Web page and app entries:
=======
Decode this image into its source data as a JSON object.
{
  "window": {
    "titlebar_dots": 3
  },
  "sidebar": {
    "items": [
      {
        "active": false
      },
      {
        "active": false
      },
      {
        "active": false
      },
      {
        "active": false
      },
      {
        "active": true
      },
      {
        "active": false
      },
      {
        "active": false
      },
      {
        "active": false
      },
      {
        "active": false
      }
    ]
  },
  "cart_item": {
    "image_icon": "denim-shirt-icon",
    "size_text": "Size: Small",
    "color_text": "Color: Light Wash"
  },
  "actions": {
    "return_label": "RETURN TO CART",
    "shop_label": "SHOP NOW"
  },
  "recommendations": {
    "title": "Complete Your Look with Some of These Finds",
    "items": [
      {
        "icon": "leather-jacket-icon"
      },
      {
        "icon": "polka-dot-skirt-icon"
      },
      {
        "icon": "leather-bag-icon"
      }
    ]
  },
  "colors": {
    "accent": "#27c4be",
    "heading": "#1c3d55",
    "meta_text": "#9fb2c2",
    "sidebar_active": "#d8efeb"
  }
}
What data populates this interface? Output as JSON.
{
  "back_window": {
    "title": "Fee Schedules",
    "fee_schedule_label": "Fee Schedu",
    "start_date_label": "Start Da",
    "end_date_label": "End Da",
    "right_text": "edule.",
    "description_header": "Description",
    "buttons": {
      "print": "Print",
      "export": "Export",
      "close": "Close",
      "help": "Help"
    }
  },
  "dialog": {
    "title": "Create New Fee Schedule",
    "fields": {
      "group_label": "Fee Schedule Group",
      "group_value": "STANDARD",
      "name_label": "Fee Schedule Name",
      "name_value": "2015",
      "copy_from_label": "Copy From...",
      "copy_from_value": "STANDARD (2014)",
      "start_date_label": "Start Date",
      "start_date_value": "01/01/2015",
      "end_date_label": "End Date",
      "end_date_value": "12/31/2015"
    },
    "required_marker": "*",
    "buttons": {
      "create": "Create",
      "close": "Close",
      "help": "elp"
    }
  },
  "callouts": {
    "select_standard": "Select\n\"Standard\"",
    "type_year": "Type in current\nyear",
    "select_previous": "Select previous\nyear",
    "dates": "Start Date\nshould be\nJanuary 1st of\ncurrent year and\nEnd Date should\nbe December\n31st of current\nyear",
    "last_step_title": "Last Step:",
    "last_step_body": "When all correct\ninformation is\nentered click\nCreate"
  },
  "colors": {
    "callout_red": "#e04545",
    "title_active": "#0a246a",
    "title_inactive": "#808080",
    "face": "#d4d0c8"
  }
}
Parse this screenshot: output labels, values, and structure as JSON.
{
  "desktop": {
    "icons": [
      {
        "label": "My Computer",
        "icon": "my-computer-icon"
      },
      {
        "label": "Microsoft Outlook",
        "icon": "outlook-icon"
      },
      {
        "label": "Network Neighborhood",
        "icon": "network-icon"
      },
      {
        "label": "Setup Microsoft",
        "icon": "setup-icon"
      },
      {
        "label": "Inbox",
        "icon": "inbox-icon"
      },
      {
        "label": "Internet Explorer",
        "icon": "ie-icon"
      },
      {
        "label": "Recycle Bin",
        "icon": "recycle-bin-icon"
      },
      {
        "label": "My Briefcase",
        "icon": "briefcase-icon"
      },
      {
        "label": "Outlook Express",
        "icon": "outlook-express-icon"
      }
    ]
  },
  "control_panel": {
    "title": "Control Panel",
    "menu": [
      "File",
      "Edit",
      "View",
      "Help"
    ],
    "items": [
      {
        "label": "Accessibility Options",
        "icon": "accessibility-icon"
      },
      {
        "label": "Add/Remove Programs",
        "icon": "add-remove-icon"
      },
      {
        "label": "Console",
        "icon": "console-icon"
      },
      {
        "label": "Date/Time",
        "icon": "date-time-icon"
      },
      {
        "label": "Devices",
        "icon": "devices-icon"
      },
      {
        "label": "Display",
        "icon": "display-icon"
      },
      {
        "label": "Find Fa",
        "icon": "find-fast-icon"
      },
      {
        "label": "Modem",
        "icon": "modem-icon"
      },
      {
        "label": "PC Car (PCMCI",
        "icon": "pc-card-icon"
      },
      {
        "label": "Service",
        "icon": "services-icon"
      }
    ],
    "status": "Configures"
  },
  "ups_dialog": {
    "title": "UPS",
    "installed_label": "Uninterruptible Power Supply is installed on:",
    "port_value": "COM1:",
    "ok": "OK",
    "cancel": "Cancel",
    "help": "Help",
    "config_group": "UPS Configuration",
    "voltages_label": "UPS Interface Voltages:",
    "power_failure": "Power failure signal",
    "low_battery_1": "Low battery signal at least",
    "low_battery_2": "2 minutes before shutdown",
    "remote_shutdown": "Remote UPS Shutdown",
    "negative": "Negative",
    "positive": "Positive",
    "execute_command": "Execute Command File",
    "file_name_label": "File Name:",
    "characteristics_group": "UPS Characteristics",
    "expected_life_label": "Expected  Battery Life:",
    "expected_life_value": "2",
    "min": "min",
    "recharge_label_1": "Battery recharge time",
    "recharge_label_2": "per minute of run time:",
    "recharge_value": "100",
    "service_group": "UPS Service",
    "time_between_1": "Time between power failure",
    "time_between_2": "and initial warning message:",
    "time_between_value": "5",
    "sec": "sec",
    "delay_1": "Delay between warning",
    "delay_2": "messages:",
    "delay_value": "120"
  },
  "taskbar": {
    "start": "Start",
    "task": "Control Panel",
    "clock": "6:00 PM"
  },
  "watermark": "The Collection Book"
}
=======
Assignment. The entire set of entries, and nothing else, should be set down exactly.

Solution to this problem.
Decode this image into its source data as a JSON object.
{
  "window": {
    "titlebar_dots": 3
  },
  "sidebar": {
    "items": [
      {
        "active": false
      },
      {
        "active": false
      },
      {
        "active": false
      },
      {
        "active": false
      },
      {
        "active": true
      },
      {
        "active": false
      },
      {
        "active": false
      },
      {
        "active": false
      },
      {
        "active": false
      }
    ]
  },
  "cart_item": {
    "image_icon": "denim-shirt-icon",
    "size_text": "Size: Small",
    "color_text": "Color: Light Wash"
  },
  "actions": {
    "return_label": "RETURN TO CART",
    "shop_label": "SHOP NOW"
  },
  "recommendations": {
    "title": "Complete Your Look with Some of These Finds",
    "items": [
      {
        "icon": "leather-jacket-icon"
      },
      {
        "icon": "polka-dot-skirt-icon"
      },
      {
        "icon": "leather-bag-icon"
      }
    ]
  },
  "colors": {
    "accent": "#27c4be",
    "heading": "#1c3d55",
    "meta_text": "#9fb2c2",
    "sidebar_active": "#d8efeb"
  }
}
What data populates this interface? Output as JSON.
{
  "back_window": {
    "title": "Fee Schedules",
    "fee_schedule_label": "Fee Schedu",
    "start_date_label": "Start Da",
    "end_date_label": "End Da",
    "right_text": "edule.",
    "description_header": "Description",
    "buttons": {
      "print": "Print",
      "export": "Export",
      "close": "Close",
      "help": "Help"
    }
  },
  "dialog": {
    "title": "Create New Fee Schedule",
    "fields": {
      "group_label": "Fee Schedule Group",
      "group_value": "STANDARD",
      "name_label": "Fee Schedule Name",
      "name_value": "2015",
      "copy_from_label": "Copy From...",
      "copy_from_value": "STANDARD (2014)",
      "start_date_label": "Start Date",
      "start_date_value": "01/01/2015",
      "end_date_label": "End Date",
      "end_date_value": "12/31/2015"
    },
    "required_marker": "*",
    "buttons": {
      "create": "Create",
      "close": "Close",
      "help": "elp"
    }
  },
  "callouts": {
    "select_standard": "Select\n\"Standard\"",
    "type_year": "Type in current\nyear",
    "select_previous": "Select previous\nyear",
    "dates": "Start Date\nshould be\nJanuary 1st of\ncurrent year and\nEnd Date should\nbe December\n31st of current\nyear",
    "last_step_title": "Last Step:",
    "last_step_body": "When all correct\ninformation is\nentered click\nCreate"
  },
  "colors": {
    "callout_red": "#e04545",
    "title_active": "#0a246a",
    "title_inactive": "#808080",
    "face": "#d4d0c8"
  }
}
Parse this screenshot: output labels, values, and structure as JSON.
{
  "desktop": {
    "icons": [
      {
        "label": "My Computer",
        "icon": "my-computer-icon"
      },
      {
        "label": "Microsoft Outlook",
        "icon": "outlook-icon"
      },
      {
        "label": "Network Neighborhood",
        "icon": "network-icon"
      },
      {
        "label": "Setup Microsoft",
        "icon": "setup-icon"
      },
      {
        "label": "Inbox",
        "icon": "inbox-icon"
      },
      {
        "label": "Internet Explorer",
        "icon": "ie-icon"
      },
      {
        "label": "Recycle Bin",
        "icon": "recycle-bin-icon"
      },
      {
        "label": "My Briefcase",
        "icon": "briefcase-icon"
      },
      {
        "label": "Outlook Express",
        "icon": "outlook-express-icon"
      }
    ]
  },
  "control_panel": {
    "title": "Control Panel",
    "menu": [
      "File",
      "Edit",
      "View",
      "Help"
    ],
    "items": [
      {
        "label": "Accessibility Options",
        "icon": "accessibility-icon"
      },
      {
        "label": "Add/Remove Programs",
        "icon": "add-remove-icon"
      },
      {
        "label": "Console",
        "icon": "console-icon"
      },
      {
        "label": "Date/Time",
        "icon": "date-time-icon"
      },
      {
        "label": "Devices",
        "icon": "devices-icon"
      },
      {
        "label": "Display",
        "icon": "display-icon"
      },
      {
        "label": "Find Fa",
        "icon": "find-fast-icon"
      },
      {
        "label": "Modem",
        "icon": "modem-icon"
      },
      {
        "label": "PC Car (PCMCI",
        "icon": "pc-card-icon"
      },
      {
        "label": "Service",
        "icon": "services-icon"
      }
    ],
    "status": "Configures"
  },
  "ups_dialog": {
    "title": "UPS",
    "installed_label": "Uninterruptible Power Supply is installed on:",
    "port_value": "COM1:",
    "ok": "OK",
    "cancel": "Cancel",
    "help": "Help",
    "config_group": "UPS Configuration",
    "voltages_label": "UPS Interface Voltages:",
    "power_failure": "Power failure signal",
    "low_battery_1": "Low battery signal at least",
    "low_battery_2": "2 minutes before shutdown",
    "remote_shutdown": "Remote UPS Shutdown",
    "negative": "Negative",
    "positive": "Positive",
    "execute_command": "Execute Command File",
    "file_name_label": "File Name:",
    "characteristics_group": "UPS Characteristics",
    "expected_life_label": "Expected  Battery Life:",
    "expected_life_value": "2",
    "min": "min",
    "recharge_label_1": "Battery recharge time",
    "recharge_label_2": "per minute of run time:",
    "recharge_value": "100",
    "service_group": "UPS Service",
    "time_between_1": "Time between power failure",
    "time_between_2": "and initial warning message:",
    "time_between_value": "5",
    "sec": "sec",
    "delay_1": "Delay between warning",
    "delay_2": "messages:",
    "delay_value": "120"
  },
  "taskbar": {
    "start": "Start",
    "task": "Control Panel",
    "clock": "6:00 PM"
  },
  "watermark": "The Collection Book"
}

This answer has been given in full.